“A condition arises out of employment under ORS 656.802 only if the claimant proves that employment conditions were the major contributing cause of the condition. ORS 656.802(1)(a), (2)(a); Dethlefs v. Hyster Co., 295 Or. 298, 309-10, 667 P.2d 487 (1983). Accordingly, to satisfy paragraph (d) of ORS 656.802(3), claimant was required to prove by clear and convincing evidence that employment conditions were the major contributing cause of her condition.” (Footnotes omitted.)
Before we can address SAIF's and employer's arguments, we must be able to ascertain the basis of the Board's ruling. In other words, for an order to be adequate for judicial review, we must be able to discern what the Board found as fact and why its findings led to its conclusions. Armstrong v. Asten-Hill Co., 90 Or.App. 200, 205, 752 P.2d 312 (1988). SAIF's “bottom-line” argument is that the medical evidence does not satisfy claimant's burden of proof under ORS 656.802(3)(d). Although SAIF raised that issue in its brief to the Board, we are unable to determine from the Board's order whether it considered or decided that issue. The Board agreed with claimant that she had established by a “preponderance” of the medical evidence that PTSD had resulted from the assault. The Board also indicated that there was no “dispute” regarding the other requirements of ORS 656.802(3). In fact, there is a dispute. SAIF expressly raised the issue of whether claimant's proof of causation was clear and convincing under section 3(d). In light of the Board's opinion, we cannot determine whether the Board considered only the diagnosis of PTSD to be in dispute and issued its order on that ground alone or whether it also considered the issue of whether claimant satisfied her burden under ORS 656.802(3)(d). Thus, the Board's order is inadequate for review.3
Reversed and remanded for reconsideration.
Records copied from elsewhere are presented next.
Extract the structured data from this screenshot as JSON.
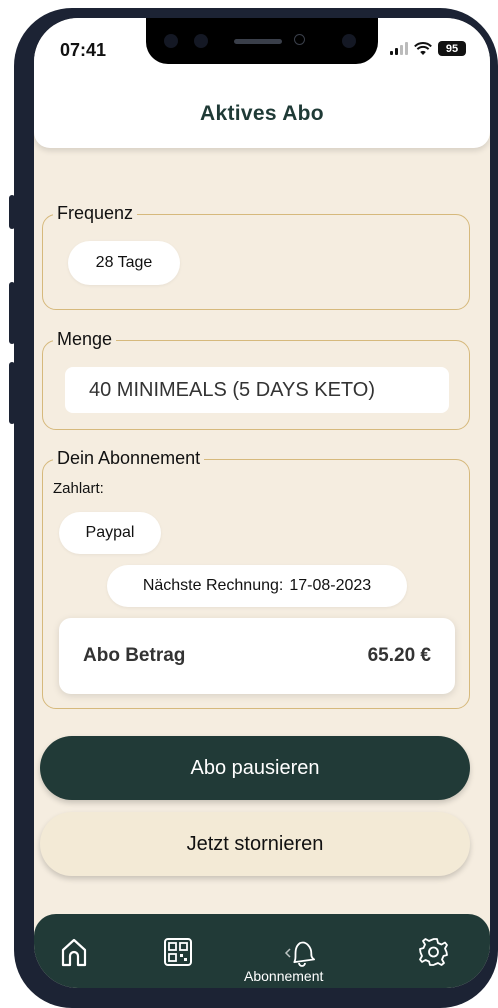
{
  "status_bar": {
    "time": "07:41",
    "battery": "95"
  },
  "header": {
    "title": "Aktives Abo"
  },
  "frequency": {
    "legend": "Frequenz",
    "value": "28 Tage"
  },
  "quantity": {
    "legend": "Menge",
    "value": "40 MINIMEALS (5 DAYS KETO)"
  },
  "subscription": {
    "legend": "Dein Abonnement",
    "payment_label": "Zahlart:",
    "payment_value": "Paypal",
    "next_invoice_label": "Nächste Rechnung:",
    "next_invoice_date": "17-08-2023",
    "amount_label": "Abo Betrag",
    "amount_value": "65.20 €"
  },
  "actions": {
    "pause": "Abo pausieren",
    "cancel": "Jetzt stornieren"
  },
  "tabbar": {
    "items": [
      {
        "icon": "home-icon"
      },
      {
        "icon": "qr-code-icon"
      },
      {
        "icon": "bell-icon",
        "label": "Abonnement",
        "active": true
      },
      {
        "icon": "gear-icon"
      }
    ]
  },
  "colors": {
    "primary": "#213a37",
    "background": "#f5ede0",
    "border": "#d6b97c",
    "cancel_bg": "#f3ead6"
  }
}
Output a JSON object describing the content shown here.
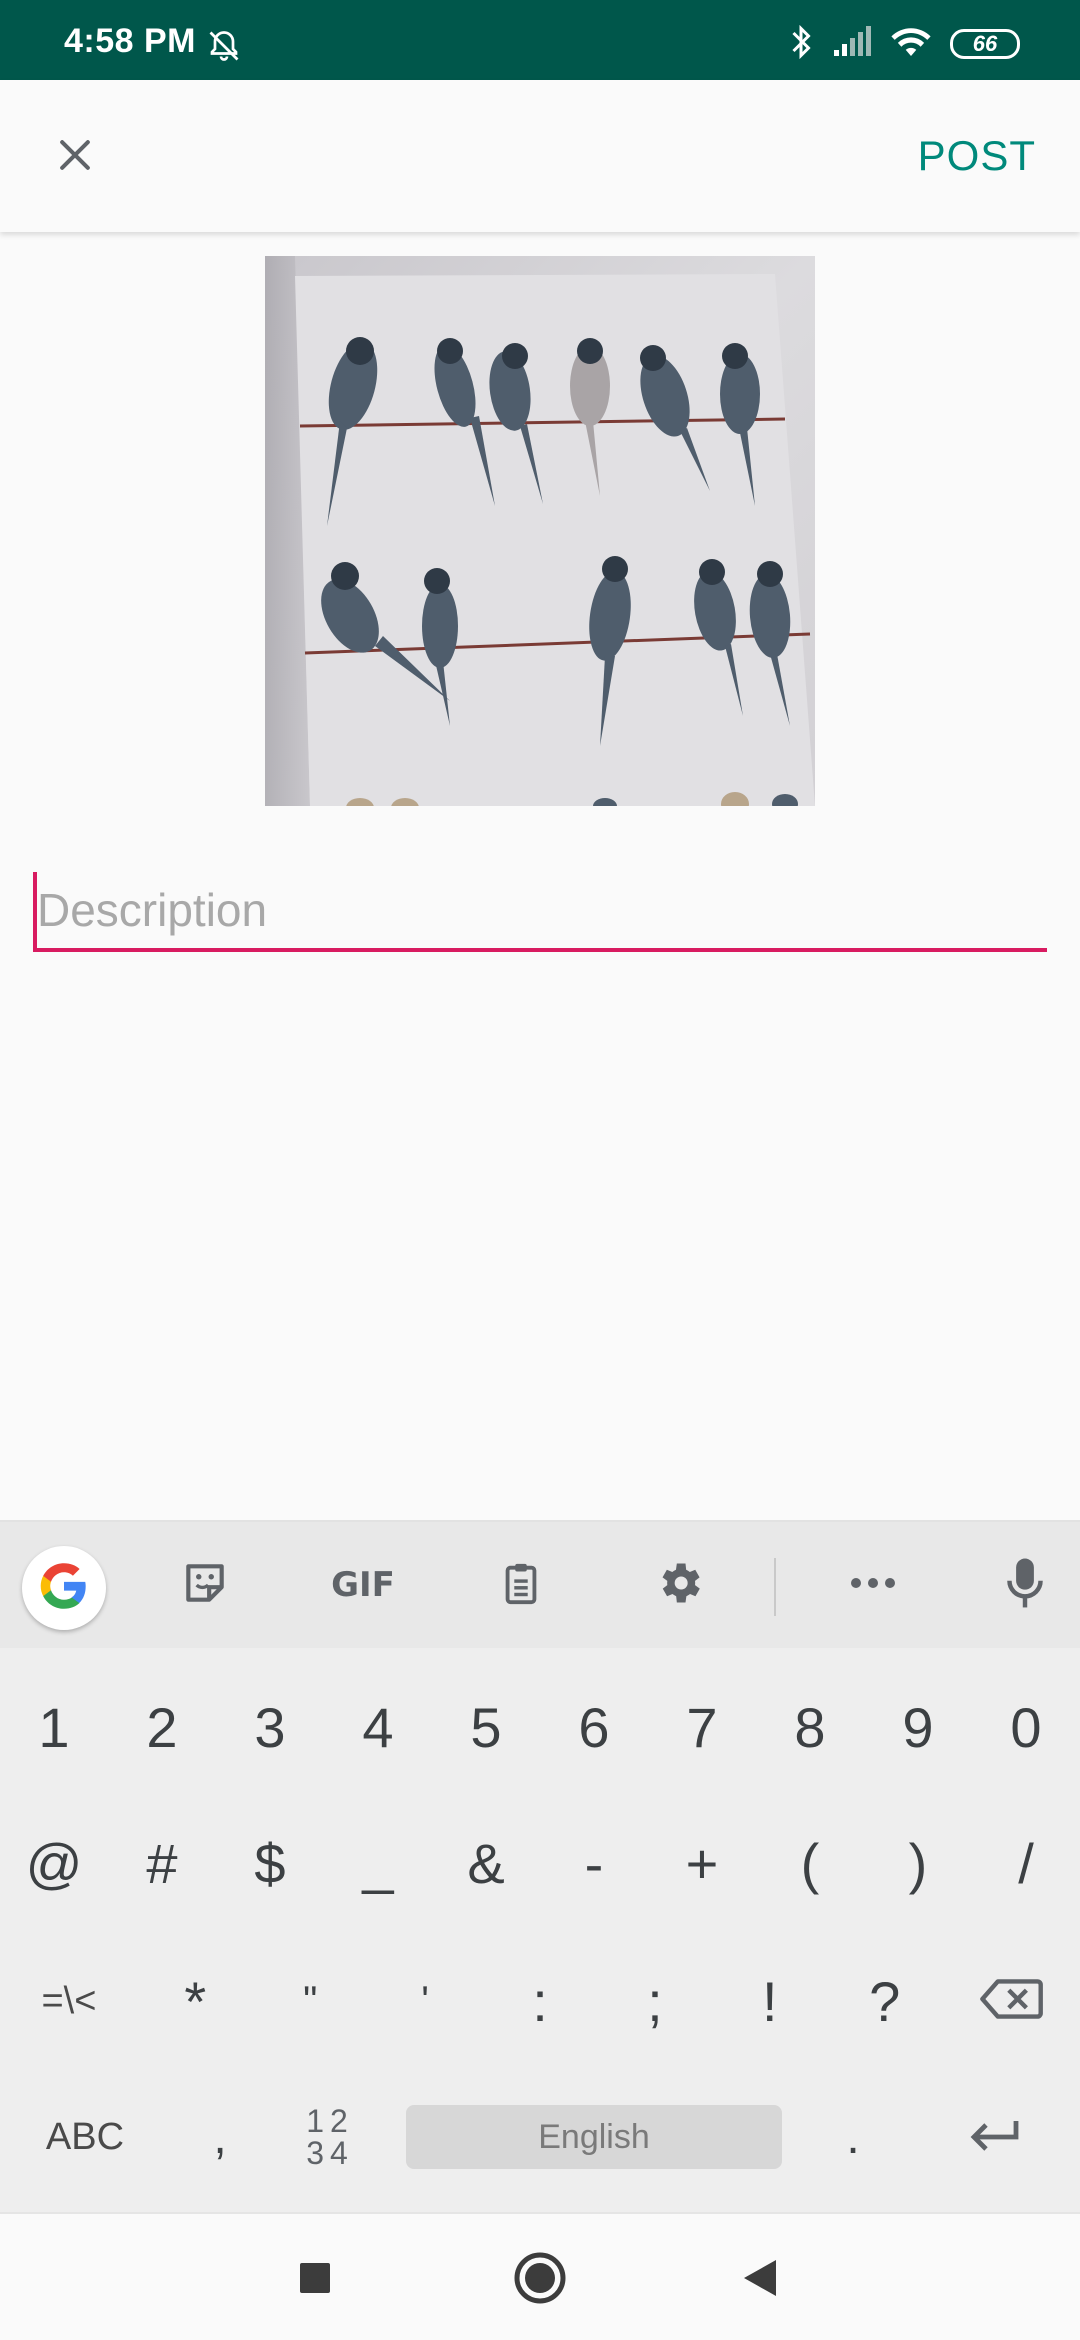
{
  "status_bar": {
    "time": "4:58 PM",
    "battery": "66",
    "icons": [
      "bell-off-icon",
      "bluetooth-icon",
      "signal-icon",
      "wifi-icon",
      "battery-icon"
    ]
  },
  "app_bar": {
    "close_icon": "close-icon",
    "post_label": "POST"
  },
  "photo": {
    "description": "budgies-painting"
  },
  "description_field": {
    "placeholder": "Description",
    "value": ""
  },
  "keyboard": {
    "toolbar": [
      "google-icon",
      "sticker-icon",
      "GIF",
      "clipboard-icon",
      "gear-icon",
      "more-icon",
      "mic-icon"
    ],
    "gif_label": "GIF",
    "row1": [
      "1",
      "2",
      "3",
      "4",
      "5",
      "6",
      "7",
      "8",
      "9",
      "0"
    ],
    "row2": [
      "@",
      "#",
      "$",
      "_",
      "&",
      "-",
      "+",
      "(",
      ")",
      "/"
    ],
    "row3": [
      "=\\<",
      "*",
      "\"",
      "'",
      ":",
      ";",
      "!",
      "?"
    ],
    "row4": {
      "abc": "ABC",
      "comma": ",",
      "numpad_top": "12",
      "numpad_bottom": "34",
      "space": "English",
      "period": "."
    }
  },
  "nav_bar": {
    "icons": [
      "recents-square-icon",
      "home-circle-icon",
      "back-triangle-icon"
    ]
  },
  "colors": {
    "status_bar": "#00574b",
    "accent_post": "#00897b",
    "input_accent": "#d81b60"
  }
}
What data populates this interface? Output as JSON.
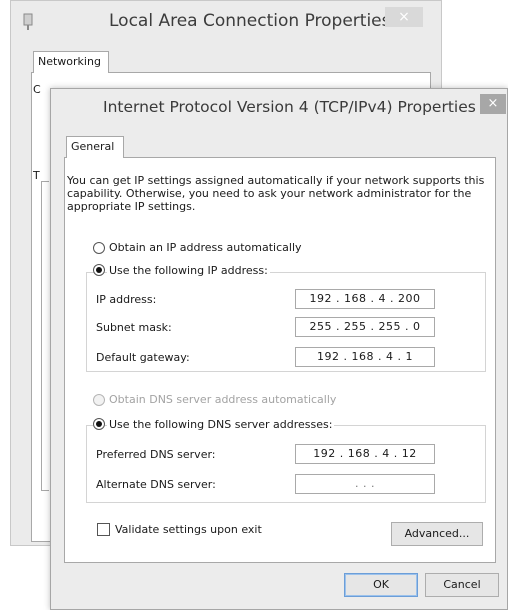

1. ORS 656.802 provides, in part:“(1)(a) As used in this chapter, ‘occupational disease’ means any disease or infection arising out of and in the course of employment caused by substances or activities to which an employee is not ordinarily subjected or exposed other than during a period of regular actual employment therein, and which requires medical services or results in disability or death, including:“ * * * * *“(B) Any mental disorder, whether sudden or gradual in onset, which requires medical services or results in physical or mental disability or death.“ * * * * *“(2)(a) The worker must prove that employment conditions were the major contributing cause of the disease.“ * * * * *“(3) Notwithstanding any other provision of this chapter, a mental disorder is not compensable under this chapter unless the worker establishes all of the following:“(a) The employment conditions producing the mental disorder exist in a real and objective sense.“(b) The employment conditions producing the mental disorder are conditions other than conditions generally inherent in every working situation or reasonable disciplinary, corrective or job performance evaluation actions by the employer, or cessation of employment or employment decisions attendant upon ordinary business or financial cycles.“(c) There is a diagnosis of a mental or emotional disorder which is generally recognized in the medical or psychological community.“(d) There is clear and convincing evidence that the mental disorder arose out of and in the course of employment.”
2. We understand the statutory term “clear and convincing” to mean that “the truth of the facts asserted must be highly probable.” Riley Hill General Contractor v. Tandy Corp., 303 Or. 390, 407, 737 P.2d 595 (1987).
3. Because of our disposition of this case, we do not consider the substantive merits of SAIF's and employer's arguments or what effect ORS 656.802(3)(d) has on the major contributing cause standard of ORS 656.802(2)(a).